Collected data

*** Begin section ***

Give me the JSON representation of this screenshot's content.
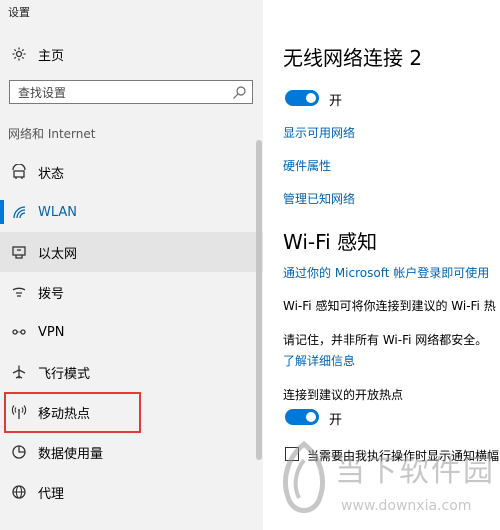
{
  "window": {
    "title": "设置"
  },
  "sidebar": {
    "home_label": "主页",
    "search": {
      "placeholder": "查找设置"
    },
    "section_label": "网络和 Internet",
    "items": [
      {
        "label": "状态",
        "icon": "status-icon"
      },
      {
        "label": "WLAN",
        "icon": "wifi-icon",
        "selected": true
      },
      {
        "label": "以太网",
        "icon": "ethernet-icon"
      },
      {
        "label": "拨号",
        "icon": "dialup-icon"
      },
      {
        "label": "VPN",
        "icon": "vpn-icon"
      },
      {
        "label": "飞行模式",
        "icon": "airplane-icon"
      },
      {
        "label": "移动热点",
        "icon": "hotspot-icon",
        "highlighted": true
      },
      {
        "label": "数据使用量",
        "icon": "data-usage-icon"
      },
      {
        "label": "代理",
        "icon": "globe-icon"
      }
    ]
  },
  "main": {
    "title": "无线网络连接 2",
    "toggle_state": "开",
    "links": [
      "显示可用网络",
      "硬件属性",
      "管理已知网络"
    ],
    "wifi_sense": {
      "heading": "Wi-Fi 感知",
      "login_link": "通过你的 Microsoft 帐户登录即可使用",
      "desc1": "Wi-Fi 感知可将你连接到建议的 Wi-Fi 热",
      "desc2": "请记住，并非所有 Wi-Fi 网络都安全。",
      "learn_more": "了解详细信息",
      "open_hotspot_label": "连接到建议的开放热点",
      "open_hotspot_state": "开",
      "checkbox_label": "当需要由我执行操作时显示通知横幅"
    }
  },
  "watermark": {
    "name": "当下软件园",
    "url": "www.downxia.com"
  },
  "colors": {
    "accent": "#0078d7",
    "link": "#0063b1",
    "highlight_box": "#e03a3a"
  }
}
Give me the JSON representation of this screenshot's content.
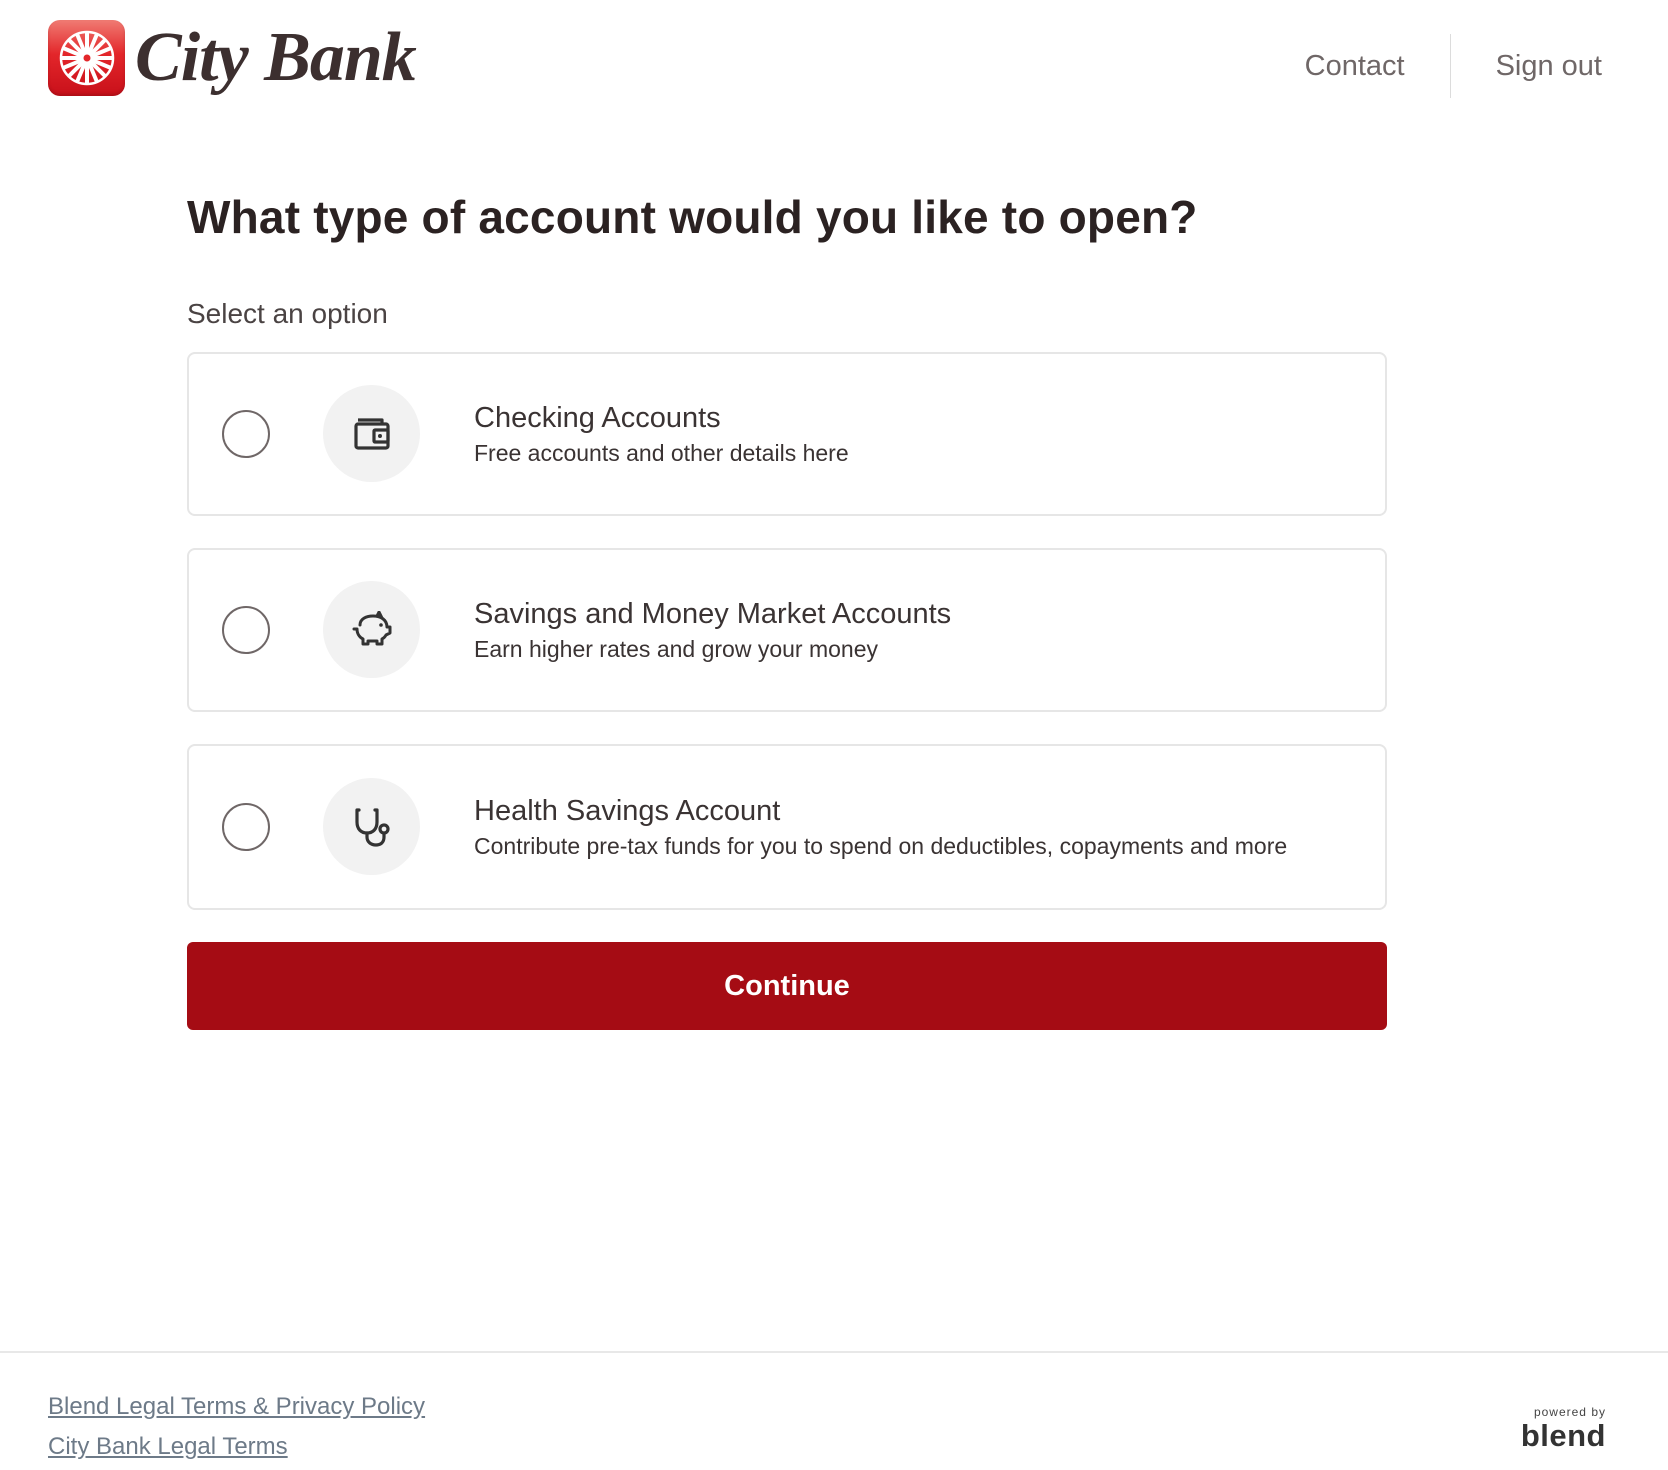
{
  "header": {
    "logo_text": "City Bank",
    "nav": {
      "contact": "Contact",
      "sign_out": "Sign out"
    }
  },
  "main": {
    "title": "What type of account would you like to open?",
    "subtitle": "Select an option",
    "options": [
      {
        "icon": "wallet-icon",
        "title": "Checking Accounts",
        "description": "Free accounts and other details here",
        "selected": false
      },
      {
        "icon": "piggy-bank-icon",
        "title": "Savings and Money Market Accounts",
        "description": "Earn higher rates and grow your money",
        "selected": false
      },
      {
        "icon": "stethoscope-icon",
        "title": "Health Savings Account",
        "description": "Contribute pre-tax funds for you to spend on deductibles, copayments and more",
        "selected": false
      }
    ],
    "continue_label": "Continue"
  },
  "footer": {
    "links": [
      "Blend Legal Terms & Privacy Policy",
      "City Bank Legal Terms"
    ],
    "powered_by": "powered by",
    "brand": "blend"
  },
  "colors": {
    "primary_button": "#a50c14",
    "logo_red": "#e3262a",
    "link": "#6d7a88",
    "text": "#2b2222"
  }
}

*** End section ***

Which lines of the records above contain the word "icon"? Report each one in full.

▶ [Task answer]
        "icon": "status-icon"
        "icon": "wifi-icon",
        "icon": "ethernet-icon"
        "icon": "dialup-icon"
        "icon": "vpn-icon"
        "icon": "airplane-icon"
        "icon": "hotspot-icon",
        "icon": "data-usage-icon"
        "icon": "globe-icon"
        "icon": "wallet-icon",
        "icon": "piggy-bank-icon",
        "icon": "stethoscope-icon",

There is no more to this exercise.